■ WHAT IS EXPECTED:
Repeat every record below, word for word.

━━━━━ EXCERPTED DATA

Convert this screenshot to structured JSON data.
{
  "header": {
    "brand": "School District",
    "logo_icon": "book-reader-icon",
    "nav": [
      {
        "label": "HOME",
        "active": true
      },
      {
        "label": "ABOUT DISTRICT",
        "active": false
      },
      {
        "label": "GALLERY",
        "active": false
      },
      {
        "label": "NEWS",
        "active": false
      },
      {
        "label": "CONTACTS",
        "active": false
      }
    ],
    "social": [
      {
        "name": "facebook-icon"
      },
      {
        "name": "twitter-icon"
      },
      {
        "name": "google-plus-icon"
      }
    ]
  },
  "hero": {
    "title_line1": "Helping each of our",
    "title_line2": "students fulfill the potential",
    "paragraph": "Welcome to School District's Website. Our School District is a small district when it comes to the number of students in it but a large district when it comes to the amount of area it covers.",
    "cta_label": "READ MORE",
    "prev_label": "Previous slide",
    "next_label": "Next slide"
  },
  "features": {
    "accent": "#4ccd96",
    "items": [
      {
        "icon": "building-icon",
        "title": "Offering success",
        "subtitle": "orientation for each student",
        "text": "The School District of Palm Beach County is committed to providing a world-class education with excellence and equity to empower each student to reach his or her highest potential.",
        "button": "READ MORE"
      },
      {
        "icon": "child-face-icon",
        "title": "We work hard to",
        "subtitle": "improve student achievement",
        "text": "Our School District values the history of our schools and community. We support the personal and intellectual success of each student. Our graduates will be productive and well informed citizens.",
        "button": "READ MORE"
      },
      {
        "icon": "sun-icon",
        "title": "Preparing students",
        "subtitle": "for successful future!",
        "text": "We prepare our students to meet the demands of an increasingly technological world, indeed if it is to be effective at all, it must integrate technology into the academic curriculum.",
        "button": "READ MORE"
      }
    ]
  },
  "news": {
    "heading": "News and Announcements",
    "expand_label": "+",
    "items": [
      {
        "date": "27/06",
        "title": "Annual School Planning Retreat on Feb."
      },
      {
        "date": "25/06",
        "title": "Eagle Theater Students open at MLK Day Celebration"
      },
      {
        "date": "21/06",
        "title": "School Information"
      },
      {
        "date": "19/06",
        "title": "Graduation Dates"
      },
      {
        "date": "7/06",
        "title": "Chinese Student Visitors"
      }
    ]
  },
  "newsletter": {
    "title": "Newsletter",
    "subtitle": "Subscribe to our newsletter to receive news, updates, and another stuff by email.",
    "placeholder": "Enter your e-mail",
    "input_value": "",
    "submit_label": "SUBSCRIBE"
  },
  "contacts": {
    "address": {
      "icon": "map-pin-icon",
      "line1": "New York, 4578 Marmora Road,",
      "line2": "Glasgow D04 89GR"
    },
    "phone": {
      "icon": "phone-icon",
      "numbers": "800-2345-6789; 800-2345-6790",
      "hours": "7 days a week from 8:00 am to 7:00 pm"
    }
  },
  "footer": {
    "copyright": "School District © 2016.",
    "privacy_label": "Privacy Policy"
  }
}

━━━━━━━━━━

■ ANSWER TO THE PROBLEM:
Convert this screenshot to structured JSON data.
{
  "header": {
    "brand": "School District",
    "logo_icon": "book-reader-icon",
    "nav": [
      {
        "label": "HOME",
        "active": true
      },
      {
        "label": "ABOUT DISTRICT",
        "active": false
      },
      {
        "label": "GALLERY",
        "active": false
      },
      {
        "label": "NEWS",
        "active": false
      },
      {
        "label": "CONTACTS",
        "active": false
      }
    ],
    "social": [
      {
        "name": "facebook-icon"
      },
      {
        "name": "twitter-icon"
      },
      {
        "name": "google-plus-icon"
      }
    ]
  },
  "hero": {
    "title_line1": "Helping each of our",
    "title_line2": "students fulfill the potential",
    "paragraph": "Welcome to School District's Website. Our School District is a small district when it comes to the number of students in it but a large district when it comes to the amount of area it covers.",
    "cta_label": "READ MORE",
    "prev_label": "Previous slide",
    "next_label": "Next slide"
  },
  "features": {
    "accent": "#4ccd96",
    "items": [
      {
        "icon": "building-icon",
        "title": "Offering success",
        "subtitle": "orientation for each student",
        "text": "The School District of Palm Beach County is committed to providing a world-class education with excellence and equity to empower each student to reach his or her highest potential.",
        "button": "READ MORE"
      },
      {
        "icon": "child-face-icon",
        "title": "We work hard to",
        "subtitle": "improve student achievement",
        "text": "Our School District values the history of our schools and community. We support the personal and intellectual success of each student. Our graduates will be productive and well informed citizens.",
        "button": "READ MORE"
      },
      {
        "icon": "sun-icon",
        "title": "Preparing students",
        "subtitle": "for successful future!",
        "text": "We prepare our students to meet the demands of an increasingly technological world, indeed if it is to be effective at all, it must integrate technology into the academic curriculum.",
        "button": "READ MORE"
      }
    ]
  },
  "news": {
    "heading": "News and Announcements",
    "expand_label": "+",
    "items": [
      {
        "date": "27/06",
        "title": "Annual School Planning Retreat on Feb."
      },
      {
        "date": "25/06",
        "title": "Eagle Theater Students open at MLK Day Celebration"
      },
      {
        "date": "21/06",
        "title": "School Information"
      },
      {
        "date": "19/06",
        "title": "Graduation Dates"
      },
      {
        "date": "7/06",
        "title": "Chinese Student Visitors"
      }
    ]
  },
  "newsletter": {
    "title": "Newsletter",
    "subtitle": "Subscribe to our newsletter to receive news, updates, and another stuff by email.",
    "placeholder": "Enter your e-mail",
    "input_value": "",
    "submit_label": "SUBSCRIBE"
  },
  "contacts": {
    "address": {
      "icon": "map-pin-icon",
      "line1": "New York, 4578 Marmora Road,",
      "line2": "Glasgow D04 89GR"
    },
    "phone": {
      "icon": "phone-icon",
      "numbers": "800-2345-6789; 800-2345-6790",
      "hours": "7 days a week from 8:00 am to 7:00 pm"
    }
  },
  "footer": {
    "copyright": "School District © 2016.",
    "privacy_label": "Privacy Policy"
  }
}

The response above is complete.